4. Build a Distribution and Engagement Plan
You can invest all sorts of elbow grease into developing the best recruitment content out there. But, here’s the thing: Great content isn’t actually great content if nobody sees it.
When thinking like a marketer, you can’t just build a content strategy—you also need to think about how you’ll distribute that content and get people to actually see it.
Much of this deals with reaching people where they already are. When you were building your talent profiles, you likely identified some places where people prefer to receive communication—whether that’s email, career communities, online forums, events, or something else. Figure out where your ideal candidates are already engaged, and then use those mediums to get in touch with highly personalized and relevant messages.

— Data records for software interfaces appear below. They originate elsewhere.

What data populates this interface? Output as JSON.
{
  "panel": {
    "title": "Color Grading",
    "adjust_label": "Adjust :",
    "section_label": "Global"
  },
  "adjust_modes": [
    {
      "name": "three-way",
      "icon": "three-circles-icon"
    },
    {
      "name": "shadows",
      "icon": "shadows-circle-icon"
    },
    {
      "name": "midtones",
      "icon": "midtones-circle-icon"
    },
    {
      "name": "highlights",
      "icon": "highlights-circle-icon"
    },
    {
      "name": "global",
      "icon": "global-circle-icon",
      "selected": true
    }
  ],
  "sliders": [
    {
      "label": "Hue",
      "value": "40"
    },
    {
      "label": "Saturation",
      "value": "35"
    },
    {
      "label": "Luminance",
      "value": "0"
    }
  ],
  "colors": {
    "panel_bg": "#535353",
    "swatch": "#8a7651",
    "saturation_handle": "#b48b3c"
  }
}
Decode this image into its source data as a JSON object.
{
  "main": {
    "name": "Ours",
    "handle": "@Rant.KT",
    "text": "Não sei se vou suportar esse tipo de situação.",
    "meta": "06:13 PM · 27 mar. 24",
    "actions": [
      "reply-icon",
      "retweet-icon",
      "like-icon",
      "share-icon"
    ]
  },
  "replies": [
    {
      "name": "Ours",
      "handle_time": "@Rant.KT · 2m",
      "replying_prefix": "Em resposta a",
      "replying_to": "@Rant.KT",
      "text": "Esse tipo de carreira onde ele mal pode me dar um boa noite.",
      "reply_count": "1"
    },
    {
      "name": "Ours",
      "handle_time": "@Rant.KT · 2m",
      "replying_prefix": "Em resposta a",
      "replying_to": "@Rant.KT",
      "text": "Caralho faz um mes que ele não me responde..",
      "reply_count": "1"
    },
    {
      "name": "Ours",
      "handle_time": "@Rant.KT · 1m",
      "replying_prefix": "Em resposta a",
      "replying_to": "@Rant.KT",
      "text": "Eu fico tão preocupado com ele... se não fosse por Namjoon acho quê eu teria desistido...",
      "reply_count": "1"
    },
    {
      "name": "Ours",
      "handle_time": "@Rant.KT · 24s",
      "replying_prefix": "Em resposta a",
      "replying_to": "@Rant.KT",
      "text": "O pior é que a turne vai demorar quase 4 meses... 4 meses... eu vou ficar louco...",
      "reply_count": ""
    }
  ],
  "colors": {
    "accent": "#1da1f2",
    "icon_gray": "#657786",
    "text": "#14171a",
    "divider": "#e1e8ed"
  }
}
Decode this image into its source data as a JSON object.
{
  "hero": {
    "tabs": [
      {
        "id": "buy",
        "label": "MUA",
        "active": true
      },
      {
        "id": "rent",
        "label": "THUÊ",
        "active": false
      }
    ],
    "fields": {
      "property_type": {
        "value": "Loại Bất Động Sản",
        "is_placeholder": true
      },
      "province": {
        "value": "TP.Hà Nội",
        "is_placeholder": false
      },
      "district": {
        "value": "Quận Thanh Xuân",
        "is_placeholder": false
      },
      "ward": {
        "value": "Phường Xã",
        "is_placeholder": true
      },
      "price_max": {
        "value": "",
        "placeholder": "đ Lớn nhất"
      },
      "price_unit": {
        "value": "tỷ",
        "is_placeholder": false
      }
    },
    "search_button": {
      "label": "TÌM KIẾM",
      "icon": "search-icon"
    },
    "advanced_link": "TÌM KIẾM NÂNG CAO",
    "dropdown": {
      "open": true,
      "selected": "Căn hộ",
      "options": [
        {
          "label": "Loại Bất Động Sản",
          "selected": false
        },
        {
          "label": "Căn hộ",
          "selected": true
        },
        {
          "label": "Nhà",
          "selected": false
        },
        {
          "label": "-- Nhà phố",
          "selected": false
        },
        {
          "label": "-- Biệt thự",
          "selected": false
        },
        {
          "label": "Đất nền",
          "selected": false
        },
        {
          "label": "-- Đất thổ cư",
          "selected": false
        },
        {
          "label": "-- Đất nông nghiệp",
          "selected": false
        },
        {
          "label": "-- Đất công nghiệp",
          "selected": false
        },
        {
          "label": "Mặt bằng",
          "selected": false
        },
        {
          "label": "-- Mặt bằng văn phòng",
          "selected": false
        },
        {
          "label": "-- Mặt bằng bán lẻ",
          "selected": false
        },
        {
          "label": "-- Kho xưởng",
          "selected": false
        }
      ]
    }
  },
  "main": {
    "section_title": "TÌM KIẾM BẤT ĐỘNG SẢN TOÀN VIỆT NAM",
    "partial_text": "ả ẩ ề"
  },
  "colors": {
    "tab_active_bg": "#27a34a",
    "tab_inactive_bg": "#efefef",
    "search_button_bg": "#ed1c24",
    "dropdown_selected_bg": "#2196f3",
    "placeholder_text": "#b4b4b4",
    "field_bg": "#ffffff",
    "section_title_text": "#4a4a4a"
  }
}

You also can’t be afraid to test out some different things to figure out what works (and what doesn’t). Perhaps you’ll try some outreach emails with a more formal subject line, and some that are more conversational. Maybe you’ll use a more traditional, bulleted job description for a role, and test out a video job description for a different position.
Marketers know that there’s some trial and error involved in figuring out what’s most effective for getting your message out there. Don’t be afraid to do that same thing with your recruitment marketing!
Ready to Step Up Your Recruiting Efforts?
In today’s competitive talent market, simply waiting for the right candidates to find you and your company won’t generate the results you want. To get the best talent in your pipeline, you need to put on your marketing hat and find ways to get out in front of the right people for your company.
These steps should help you do just that, but we’ve really only scratched the surface on how you can effectively recruit like a marketer. Get the full lowdown by checking out the full webinar right here.
Photo of people talking courtesy of Mint Images-Tim Robbins/Getty Images.
Kat is a Midwest-based freelance writer, covering topics related to careers, self-development, and the freelance life. In addition to writing for The Muse, she's also the Career Editor for The Everygirl, a columnist for Inc., and a contributor all over the web. When she manages to escape from behind her computer screen, she's usually babying her rescued terrier mutt or continuing her search for the perfect taco. Say hi on Twitter @kat_boogaard or check out her website.More from this Author